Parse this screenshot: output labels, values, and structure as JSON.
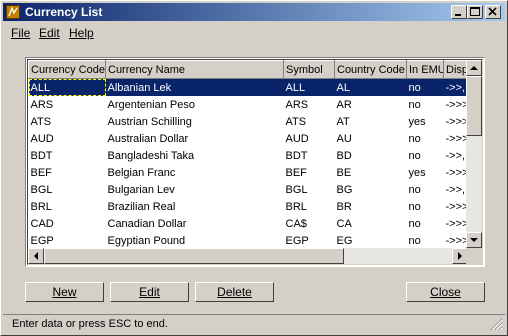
{
  "window": {
    "title": "Currency List"
  },
  "menu": {
    "file": "File",
    "edit": "Edit",
    "help": "Help"
  },
  "grid": {
    "columns": [
      "Currency Code",
      "Currency Name",
      "Symbol",
      "Country Code",
      "In EMU",
      "Displa"
    ],
    "rows": [
      [
        "ALL",
        "Albanian Lek",
        "ALL",
        "AL",
        "no",
        "->>,"
      ],
      [
        "ARS",
        "Argentenian Peso",
        "ARS",
        "AR",
        "no",
        "->>>"
      ],
      [
        "ATS",
        "Austrian Schilling",
        "ATS",
        "AT",
        "yes",
        "->>>"
      ],
      [
        "AUD",
        "Australian Dollar",
        "AUD",
        "AU",
        "no",
        "->>>"
      ],
      [
        "BDT",
        "Bangladeshi Taka",
        "BDT",
        "BD",
        "no",
        "->>,"
      ],
      [
        "BEF",
        "Belgian Franc",
        "BEF",
        "BE",
        "yes",
        "->>>"
      ],
      [
        "BGL",
        "Bulgarian Lev",
        "BGL",
        "BG",
        "no",
        "->>,"
      ],
      [
        "BRL",
        "Brazilian Real",
        "BRL",
        "BR",
        "no",
        "->>>"
      ],
      [
        "CAD",
        "Canadian Dollar",
        "CA$",
        "CA",
        "no",
        "->>>"
      ],
      [
        "EGP",
        "Egyptian Pound",
        "EGP",
        "EG",
        "no",
        "->>>"
      ]
    ],
    "selected_row": 0
  },
  "buttons": {
    "new": "New",
    "edit": "Edit",
    "delete": "Delete",
    "close": "Close"
  },
  "status": {
    "text": "Enter data or press ESC to end."
  },
  "colors": {
    "title_start": "#0a246a",
    "title_end": "#a6caf0",
    "selection": "#0a246a",
    "face": "#d4d0c8"
  },
  "icons": {
    "app": "currency-app-icon",
    "minimize": "minimize-icon",
    "maximize": "maximize-icon",
    "close": "close-icon"
  }
}
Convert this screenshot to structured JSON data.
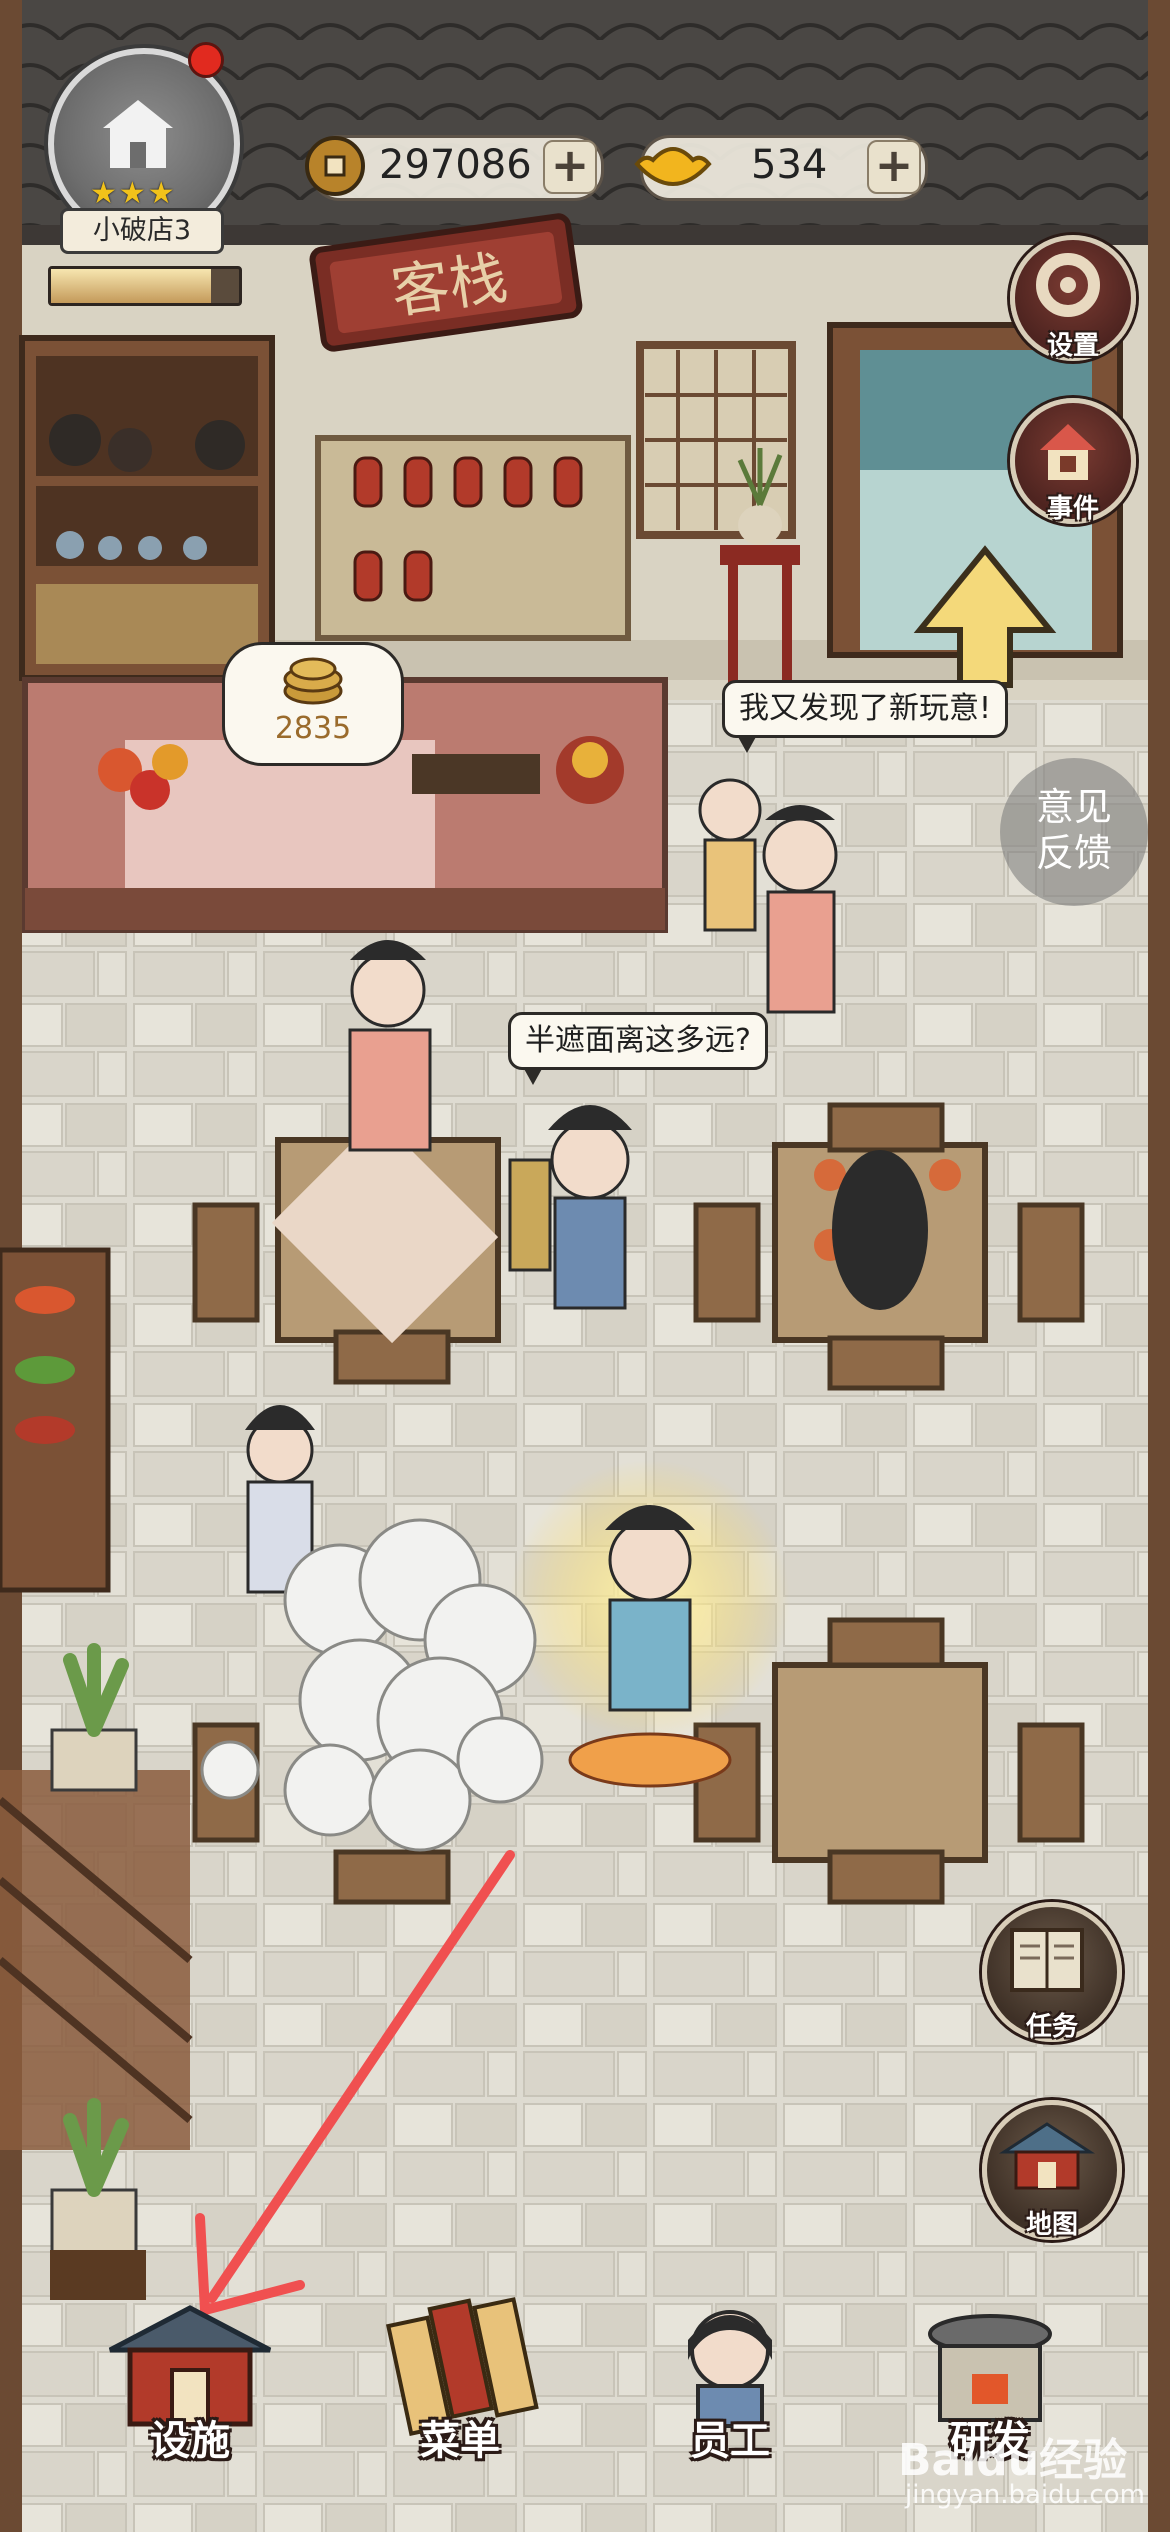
{
  "hud": {
    "store_name": "小破店3",
    "store_stars": 3,
    "store_progress_fraction": 0.85,
    "coins": "297086",
    "gold_ingots": "534",
    "add_symbol": "+"
  },
  "side_buttons": {
    "settings": "设置",
    "events": "事件",
    "feedback_line1": "意见",
    "feedback_line2": "反馈",
    "tasks": "任务",
    "map": "地图"
  },
  "scene_text": {
    "inn_sign": "客栈",
    "coin_bubble_value": "2835",
    "speech_1": "我又发现了新玩意!",
    "speech_2": "半遮面离这多远?"
  },
  "bottom_nav": {
    "facilities": "设施",
    "menu": "菜单",
    "staff": "员工",
    "research": "研发"
  },
  "watermark": {
    "brand": "Baidu经验",
    "url": "jingyan.baidu.com"
  },
  "colors": {
    "annotation_arrow": "#f05050",
    "floor": "#dcd8cc",
    "wood": "#7b5136",
    "notify_dot": "#e12a1f"
  }
}
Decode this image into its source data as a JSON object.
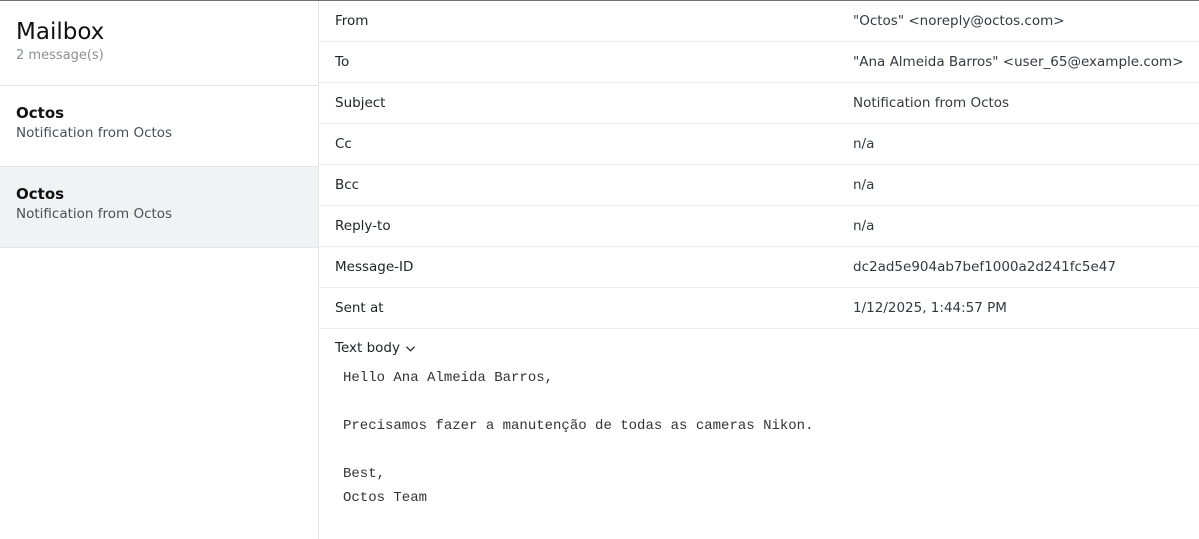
{
  "sidebar": {
    "title": "Mailbox",
    "count": "2 message(s)",
    "items": [
      {
        "from": "Octos",
        "subject": "Notification from Octos"
      },
      {
        "from": "Octos",
        "subject": "Notification from Octos"
      }
    ]
  },
  "headers": {
    "from_label": "From",
    "from_value": "\"Octos\" <noreply@octos.com>",
    "to_label": "To",
    "to_value": "\"Ana Almeida Barros\" <user_65@example.com>",
    "subject_label": "Subject",
    "subject_value": "Notification from Octos",
    "cc_label": "Cc",
    "cc_value": "n/a",
    "bcc_label": "Bcc",
    "bcc_value": "n/a",
    "replyto_label": "Reply-to",
    "replyto_value": "n/a",
    "messageid_label": "Message-ID",
    "messageid_value": "dc2ad5e904ab7bef1000a2d241fc5e47",
    "sentat_label": "Sent at",
    "sentat_value": "1/12/2025, 1:44:57 PM"
  },
  "body": {
    "toggle_label": "Text body",
    "toggle_icon": "chevron-down-icon",
    "text": "Hello Ana Almeida Barros,\n\nPrecisamos fazer a manutenção de todas as cameras Nikon.\n\nBest,\nOctos Team"
  }
}
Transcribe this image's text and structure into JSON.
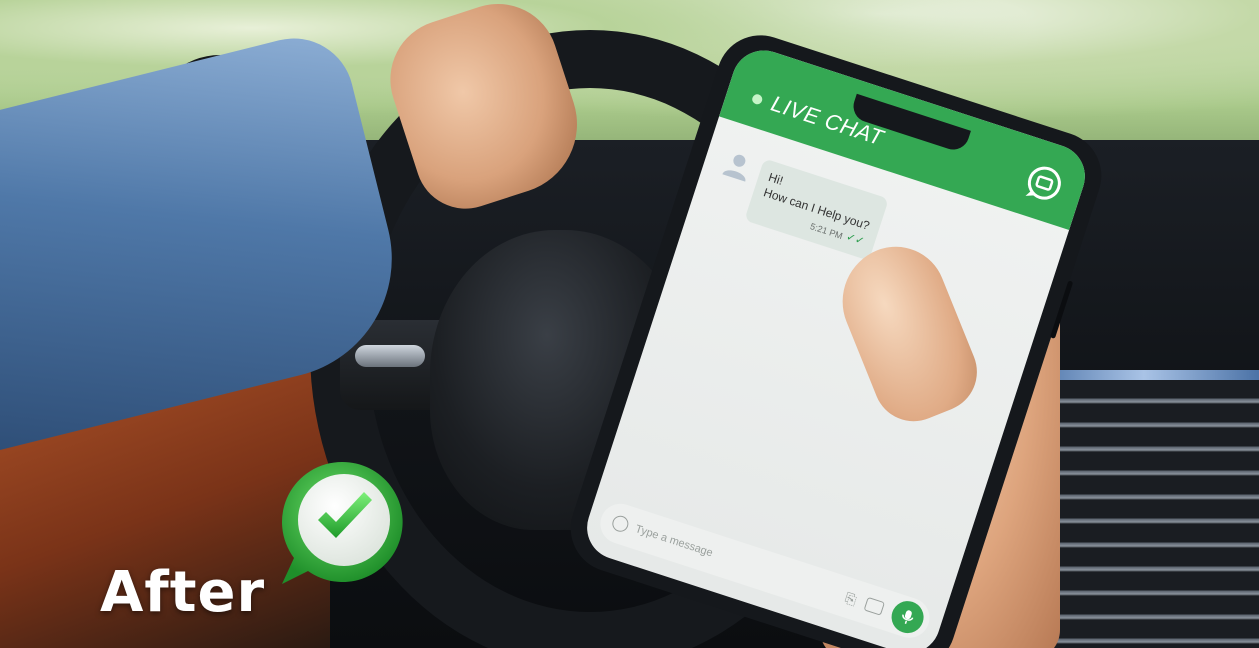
{
  "scene": {
    "label": "After"
  },
  "phone": {
    "header_title": "LIVE CHAT",
    "message_text_line1": "Hi!",
    "message_text_line2": "How can I Help you?",
    "message_time": "5:21 PM",
    "input_placeholder": "Type a message"
  },
  "colors": {
    "accent_green": "#34a853",
    "bubble": "#dde6e1"
  },
  "icons": [
    "chat-bubble-icon",
    "avatar-icon",
    "double-check-icon",
    "emoji-icon",
    "attach-icon",
    "camera-icon",
    "mic-icon",
    "check-badge-icon"
  ]
}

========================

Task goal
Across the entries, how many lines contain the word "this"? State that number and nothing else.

Problem solution
4